**Records shown:**
*****

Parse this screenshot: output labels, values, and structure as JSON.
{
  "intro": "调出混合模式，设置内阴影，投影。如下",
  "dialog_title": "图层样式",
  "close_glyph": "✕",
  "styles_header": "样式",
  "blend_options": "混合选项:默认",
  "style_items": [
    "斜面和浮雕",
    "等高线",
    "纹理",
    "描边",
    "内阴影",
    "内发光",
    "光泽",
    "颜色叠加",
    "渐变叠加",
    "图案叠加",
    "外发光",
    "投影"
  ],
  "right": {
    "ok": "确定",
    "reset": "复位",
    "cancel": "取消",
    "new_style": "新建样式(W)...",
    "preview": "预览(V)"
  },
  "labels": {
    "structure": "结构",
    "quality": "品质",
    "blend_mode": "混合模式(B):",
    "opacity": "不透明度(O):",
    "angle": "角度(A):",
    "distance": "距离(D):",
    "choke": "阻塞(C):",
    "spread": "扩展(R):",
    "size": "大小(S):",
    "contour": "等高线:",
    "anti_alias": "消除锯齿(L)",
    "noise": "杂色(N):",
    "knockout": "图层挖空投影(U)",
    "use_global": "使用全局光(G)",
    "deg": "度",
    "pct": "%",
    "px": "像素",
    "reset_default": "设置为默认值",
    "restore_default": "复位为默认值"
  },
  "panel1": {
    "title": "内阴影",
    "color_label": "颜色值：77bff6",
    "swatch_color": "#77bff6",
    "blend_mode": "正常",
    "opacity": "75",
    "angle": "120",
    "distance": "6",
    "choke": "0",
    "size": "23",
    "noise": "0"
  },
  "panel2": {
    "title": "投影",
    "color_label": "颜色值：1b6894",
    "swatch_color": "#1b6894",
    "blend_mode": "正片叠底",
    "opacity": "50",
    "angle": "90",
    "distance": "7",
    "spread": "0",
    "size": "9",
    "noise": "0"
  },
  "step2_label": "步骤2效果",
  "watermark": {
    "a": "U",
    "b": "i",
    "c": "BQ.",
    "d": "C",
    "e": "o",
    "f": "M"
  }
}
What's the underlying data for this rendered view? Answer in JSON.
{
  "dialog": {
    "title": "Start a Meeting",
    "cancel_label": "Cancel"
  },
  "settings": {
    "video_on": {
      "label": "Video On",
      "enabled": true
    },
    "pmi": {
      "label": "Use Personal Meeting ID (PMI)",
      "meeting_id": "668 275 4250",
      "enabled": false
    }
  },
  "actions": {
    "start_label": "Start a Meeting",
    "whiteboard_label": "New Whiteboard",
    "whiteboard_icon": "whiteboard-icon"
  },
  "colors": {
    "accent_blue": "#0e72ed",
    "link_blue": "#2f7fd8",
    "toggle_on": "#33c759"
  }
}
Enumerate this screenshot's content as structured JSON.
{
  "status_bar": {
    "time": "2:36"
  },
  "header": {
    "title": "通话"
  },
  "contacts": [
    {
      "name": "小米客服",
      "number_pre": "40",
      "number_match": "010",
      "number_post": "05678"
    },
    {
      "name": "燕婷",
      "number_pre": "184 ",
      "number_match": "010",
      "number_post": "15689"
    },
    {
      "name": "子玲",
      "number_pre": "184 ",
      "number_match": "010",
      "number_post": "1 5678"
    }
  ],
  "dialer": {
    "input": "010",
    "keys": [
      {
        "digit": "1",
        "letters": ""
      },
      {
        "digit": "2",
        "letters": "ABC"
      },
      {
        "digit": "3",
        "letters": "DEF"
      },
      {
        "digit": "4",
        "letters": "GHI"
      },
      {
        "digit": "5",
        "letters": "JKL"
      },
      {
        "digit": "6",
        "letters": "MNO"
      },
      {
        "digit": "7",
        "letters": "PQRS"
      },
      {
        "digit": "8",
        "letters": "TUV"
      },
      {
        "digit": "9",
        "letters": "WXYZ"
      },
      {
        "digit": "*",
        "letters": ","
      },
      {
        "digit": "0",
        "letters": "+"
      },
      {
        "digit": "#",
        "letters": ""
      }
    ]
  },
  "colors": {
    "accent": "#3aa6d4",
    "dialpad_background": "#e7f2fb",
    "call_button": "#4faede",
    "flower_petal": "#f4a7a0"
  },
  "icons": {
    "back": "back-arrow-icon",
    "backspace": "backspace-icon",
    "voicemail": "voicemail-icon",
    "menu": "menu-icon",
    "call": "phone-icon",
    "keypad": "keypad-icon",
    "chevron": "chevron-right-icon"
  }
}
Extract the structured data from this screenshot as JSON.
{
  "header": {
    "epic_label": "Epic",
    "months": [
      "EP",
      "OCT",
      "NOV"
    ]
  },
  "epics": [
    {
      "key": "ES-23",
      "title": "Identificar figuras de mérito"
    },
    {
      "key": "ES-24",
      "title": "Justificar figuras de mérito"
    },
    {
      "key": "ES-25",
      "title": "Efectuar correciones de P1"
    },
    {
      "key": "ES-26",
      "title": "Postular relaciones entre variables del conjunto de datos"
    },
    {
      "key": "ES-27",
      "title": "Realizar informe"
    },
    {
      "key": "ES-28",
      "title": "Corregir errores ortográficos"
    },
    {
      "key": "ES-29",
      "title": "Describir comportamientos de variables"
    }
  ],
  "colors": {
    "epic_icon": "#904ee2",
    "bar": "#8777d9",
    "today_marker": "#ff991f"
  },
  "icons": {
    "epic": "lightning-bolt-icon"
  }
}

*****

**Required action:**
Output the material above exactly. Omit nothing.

**Exercise result:**
Parse this screenshot: output labels, values, and structure as JSON.
{
  "intro": "调出混合模式，设置内阴影，投影。如下",
  "dialog_title": "图层样式",
  "close_glyph": "✕",
  "styles_header": "样式",
  "blend_options": "混合选项:默认",
  "style_items": [
    "斜面和浮雕",
    "等高线",
    "纹理",
    "描边",
    "内阴影",
    "内发光",
    "光泽",
    "颜色叠加",
    "渐变叠加",
    "图案叠加",
    "外发光",
    "投影"
  ],
  "right": {
    "ok": "确定",
    "reset": "复位",
    "cancel": "取消",
    "new_style": "新建样式(W)...",
    "preview": "预览(V)"
  },
  "labels": {
    "structure": "结构",
    "quality": "品质",
    "blend_mode": "混合模式(B):",
    "opacity": "不透明度(O):",
    "angle": "角度(A):",
    "distance": "距离(D):",
    "choke": "阻塞(C):",
    "spread": "扩展(R):",
    "size": "大小(S):",
    "contour": "等高线:",
    "anti_alias": "消除锯齿(L)",
    "noise": "杂色(N):",
    "knockout": "图层挖空投影(U)",
    "use_global": "使用全局光(G)",
    "deg": "度",
    "pct": "%",
    "px": "像素",
    "reset_default": "设置为默认值",
    "restore_default": "复位为默认值"
  },
  "panel1": {
    "title": "内阴影",
    "color_label": "颜色值：77bff6",
    "swatch_color": "#77bff6",
    "blend_mode": "正常",
    "opacity": "75",
    "angle": "120",
    "distance": "6",
    "choke": "0",
    "size": "23",
    "noise": "0"
  },
  "panel2": {
    "title": "投影",
    "color_label": "颜色值：1b6894",
    "swatch_color": "#1b6894",
    "blend_mode": "正片叠底",
    "opacity": "50",
    "angle": "90",
    "distance": "7",
    "spread": "0",
    "size": "9",
    "noise": "0"
  },
  "step2_label": "步骤2效果",
  "watermark": {
    "a": "U",
    "b": "i",
    "c": "BQ.",
    "d": "C",
    "e": "o",
    "f": "M"
  }
}
What's the underlying data for this rendered view? Answer in JSON.
{
  "dialog": {
    "title": "Start a Meeting",
    "cancel_label": "Cancel"
  },
  "settings": {
    "video_on": {
      "label": "Video On",
      "enabled": true
    },
    "pmi": {
      "label": "Use Personal Meeting ID (PMI)",
      "meeting_id": "668 275 4250",
      "enabled": false
    }
  },
  "actions": {
    "start_label": "Start a Meeting",
    "whiteboard_label": "New Whiteboard",
    "whiteboard_icon": "whiteboard-icon"
  },
  "colors": {
    "accent_blue": "#0e72ed",
    "link_blue": "#2f7fd8",
    "toggle_on": "#33c759"
  }
}
Enumerate this screenshot's content as structured JSON.
{
  "status_bar": {
    "time": "2:36"
  },
  "header": {
    "title": "通话"
  },
  "contacts": [
    {
      "name": "小米客服",
      "number_pre": "40",
      "number_match": "010",
      "number_post": "05678"
    },
    {
      "name": "燕婷",
      "number_pre": "184 ",
      "number_match": "010",
      "number_post": "15689"
    },
    {
      "name": "子玲",
      "number_pre": "184 ",
      "number_match": "010",
      "number_post": "1 5678"
    }
  ],
  "dialer": {
    "input": "010",
    "keys": [
      {
        "digit": "1",
        "letters": ""
      },
      {
        "digit": "2",
        "letters": "ABC"
      },
      {
        "digit": "3",
        "letters": "DEF"
      },
      {
        "digit": "4",
        "letters": "GHI"
      },
      {
        "digit": "5",
        "letters": "JKL"
      },
      {
        "digit": "6",
        "letters": "MNO"
      },
      {
        "digit": "7",
        "letters": "PQRS"
      },
      {
        "digit": "8",
        "letters": "TUV"
      },
      {
        "digit": "9",
        "letters": "WXYZ"
      },
      {
        "digit": "*",
        "letters": ","
      },
      {
        "digit": "0",
        "letters": "+"
      },
      {
        "digit": "#",
        "letters": ""
      }
    ]
  },
  "colors": {
    "accent": "#3aa6d4",
    "dialpad_background": "#e7f2fb",
    "call_button": "#4faede",
    "flower_petal": "#f4a7a0"
  },
  "icons": {
    "back": "back-arrow-icon",
    "backspace": "backspace-icon",
    "voicemail": "voicemail-icon",
    "menu": "menu-icon",
    "call": "phone-icon",
    "keypad": "keypad-icon",
    "chevron": "chevron-right-icon"
  }
}
Extract the structured data from this screenshot as JSON.
{
  "header": {
    "epic_label": "Epic",
    "months": [
      "EP",
      "OCT",
      "NOV"
    ]
  },
  "epics": [
    {
      "key": "ES-23",
      "title": "Identificar figuras de mérito"
    },
    {
      "key": "ES-24",
      "title": "Justificar figuras de mérito"
    },
    {
      "key": "ES-25",
      "title": "Efectuar correciones de P1"
    },
    {
      "key": "ES-26",
      "title": "Postular relaciones entre variables del conjunto de datos"
    },
    {
      "key": "ES-27",
      "title": "Realizar informe"
    },
    {
      "key": "ES-28",
      "title": "Corregir errores ortográficos"
    },
    {
      "key": "ES-29",
      "title": "Describir comportamientos de variables"
    }
  ],
  "colors": {
    "epic_icon": "#904ee2",
    "bar": "#8777d9",
    "today_marker": "#ff991f"
  },
  "icons": {
    "epic": "lightning-bolt-icon"
  }
}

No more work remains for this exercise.